Article abstract: Military significance: Charles the Bold was a key figure in the transition from medieval to early modern warfare. His death in battle in 1477, leaving a daughter as sole heir, had a profound impact on the course of war in Europe for the next century.

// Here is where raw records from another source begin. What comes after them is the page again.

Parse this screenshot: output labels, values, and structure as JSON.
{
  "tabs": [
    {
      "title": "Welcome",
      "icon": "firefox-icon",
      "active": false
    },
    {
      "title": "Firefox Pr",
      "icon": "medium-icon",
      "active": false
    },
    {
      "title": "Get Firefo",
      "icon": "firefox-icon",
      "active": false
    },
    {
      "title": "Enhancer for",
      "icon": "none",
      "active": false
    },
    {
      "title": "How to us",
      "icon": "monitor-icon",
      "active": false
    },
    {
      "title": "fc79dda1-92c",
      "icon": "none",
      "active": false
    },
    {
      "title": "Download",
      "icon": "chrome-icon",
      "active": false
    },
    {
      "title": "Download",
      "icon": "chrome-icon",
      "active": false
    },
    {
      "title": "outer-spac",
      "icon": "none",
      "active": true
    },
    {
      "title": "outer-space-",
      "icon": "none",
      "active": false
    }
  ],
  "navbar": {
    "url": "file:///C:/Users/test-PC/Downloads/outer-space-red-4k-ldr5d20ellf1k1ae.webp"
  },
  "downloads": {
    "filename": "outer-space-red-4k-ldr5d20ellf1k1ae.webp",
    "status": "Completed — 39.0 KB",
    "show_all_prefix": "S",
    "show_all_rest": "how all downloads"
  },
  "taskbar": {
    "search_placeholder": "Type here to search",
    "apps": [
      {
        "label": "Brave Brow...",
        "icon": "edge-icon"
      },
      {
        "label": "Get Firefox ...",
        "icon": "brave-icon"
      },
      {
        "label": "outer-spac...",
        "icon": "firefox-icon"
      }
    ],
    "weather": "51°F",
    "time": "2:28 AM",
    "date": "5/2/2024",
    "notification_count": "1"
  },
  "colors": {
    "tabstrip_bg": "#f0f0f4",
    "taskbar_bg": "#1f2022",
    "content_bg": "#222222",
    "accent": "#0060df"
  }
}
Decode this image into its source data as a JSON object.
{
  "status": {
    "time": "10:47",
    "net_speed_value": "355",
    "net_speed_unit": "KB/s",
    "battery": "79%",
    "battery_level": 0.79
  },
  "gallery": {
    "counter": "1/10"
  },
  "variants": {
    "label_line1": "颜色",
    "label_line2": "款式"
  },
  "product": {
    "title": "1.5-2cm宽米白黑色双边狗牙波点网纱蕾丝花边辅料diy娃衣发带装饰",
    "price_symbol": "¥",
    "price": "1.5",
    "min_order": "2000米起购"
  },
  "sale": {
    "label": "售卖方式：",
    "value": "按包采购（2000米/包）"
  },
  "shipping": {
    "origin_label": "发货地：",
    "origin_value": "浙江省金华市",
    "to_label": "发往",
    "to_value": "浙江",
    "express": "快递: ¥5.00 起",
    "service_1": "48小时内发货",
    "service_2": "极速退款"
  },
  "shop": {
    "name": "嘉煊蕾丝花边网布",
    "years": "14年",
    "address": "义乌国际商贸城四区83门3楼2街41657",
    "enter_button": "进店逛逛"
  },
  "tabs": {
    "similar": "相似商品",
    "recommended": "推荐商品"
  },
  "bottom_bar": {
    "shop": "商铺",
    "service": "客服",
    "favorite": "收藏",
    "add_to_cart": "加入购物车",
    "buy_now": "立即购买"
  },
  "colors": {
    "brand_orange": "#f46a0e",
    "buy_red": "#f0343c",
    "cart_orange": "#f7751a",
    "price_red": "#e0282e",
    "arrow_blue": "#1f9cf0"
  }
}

Son of Philip of Burgundy, Charles the Bold participated in the feud between his family and the Valois Dynasty of France. He commanded the League of the Public Weal at the indecisive Battle of Montlhéry (July 16, 1465) against Louis XI. When his father died in 1467, he inherited lands within France (Burgundy, Flanders, and Artois) and outside (the Franche-Comté and the Netherlands). Alsace and Lorraine lie between these lands, and he wanted to conquer them to form a unified block of territory. Charles fashioned an army of cavalry, pikemen, crossbowmen, and arquebusiers with the best artillery of that time. He was a capable commander, effectively using the disparate elements of his forces, but his impetuous nature proved to be his undoing. His conquests in Alsace aroused the Swiss, who invaded the Franche-Comté in 1474. Charles responded by invading Switzerland but was defeated at Granson (March 2, 1476) and Morat (June 21). When Charles heard of the revolt of Nancy, conquered in 1475, he hastened to crush it. The Swiss, coming to Nancy’s aid, killed Charles on the battlefield (January 5, 1477). Louis XI deprived Charles’s daughter Mary of Burgundy of her French...
(The entire section is 284 words.)